» Records shown
##########

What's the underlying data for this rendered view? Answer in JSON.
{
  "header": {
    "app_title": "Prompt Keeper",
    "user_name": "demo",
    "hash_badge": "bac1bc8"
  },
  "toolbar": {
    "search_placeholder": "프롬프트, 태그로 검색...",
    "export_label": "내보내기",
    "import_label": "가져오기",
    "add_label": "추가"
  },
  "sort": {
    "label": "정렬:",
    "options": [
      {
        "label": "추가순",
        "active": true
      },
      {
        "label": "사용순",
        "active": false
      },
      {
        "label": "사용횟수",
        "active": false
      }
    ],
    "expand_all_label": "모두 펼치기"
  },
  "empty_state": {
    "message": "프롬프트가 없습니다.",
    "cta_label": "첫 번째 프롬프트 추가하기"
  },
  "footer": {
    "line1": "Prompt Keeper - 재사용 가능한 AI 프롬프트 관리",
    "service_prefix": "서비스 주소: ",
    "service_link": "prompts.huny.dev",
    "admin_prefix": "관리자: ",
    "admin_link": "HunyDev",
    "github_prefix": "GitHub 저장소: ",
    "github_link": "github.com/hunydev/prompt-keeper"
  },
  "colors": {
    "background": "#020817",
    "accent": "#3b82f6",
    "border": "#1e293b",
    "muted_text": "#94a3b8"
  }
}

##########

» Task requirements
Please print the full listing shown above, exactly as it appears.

» Reply to the task
What's the underlying data for this rendered view? Answer in JSON.
{
  "header": {
    "app_title": "Prompt Keeper",
    "user_name": "demo",
    "hash_badge": "bac1bc8"
  },
  "toolbar": {
    "search_placeholder": "프롬프트, 태그로 검색...",
    "export_label": "내보내기",
    "import_label": "가져오기",
    "add_label": "추가"
  },
  "sort": {
    "label": "정렬:",
    "options": [
      {
        "label": "추가순",
        "active": true
      },
      {
        "label": "사용순",
        "active": false
      },
      {
        "label": "사용횟수",
        "active": false
      }
    ],
    "expand_all_label": "모두 펼치기"
  },
  "empty_state": {
    "message": "프롬프트가 없습니다.",
    "cta_label": "첫 번째 프롬프트 추가하기"
  },
  "footer": {
    "line1": "Prompt Keeper - 재사용 가능한 AI 프롬프트 관리",
    "service_prefix": "서비스 주소: ",
    "service_link": "prompts.huny.dev",
    "admin_prefix": "관리자: ",
    "admin_link": "HunyDev",
    "github_prefix": "GitHub 저장소: ",
    "github_link": "github.com/hunydev/prompt-keeper"
  },
  "colors": {
    "background": "#020817",
    "accent": "#3b82f6",
    "border": "#1e293b",
    "muted_text": "#94a3b8"
  }
}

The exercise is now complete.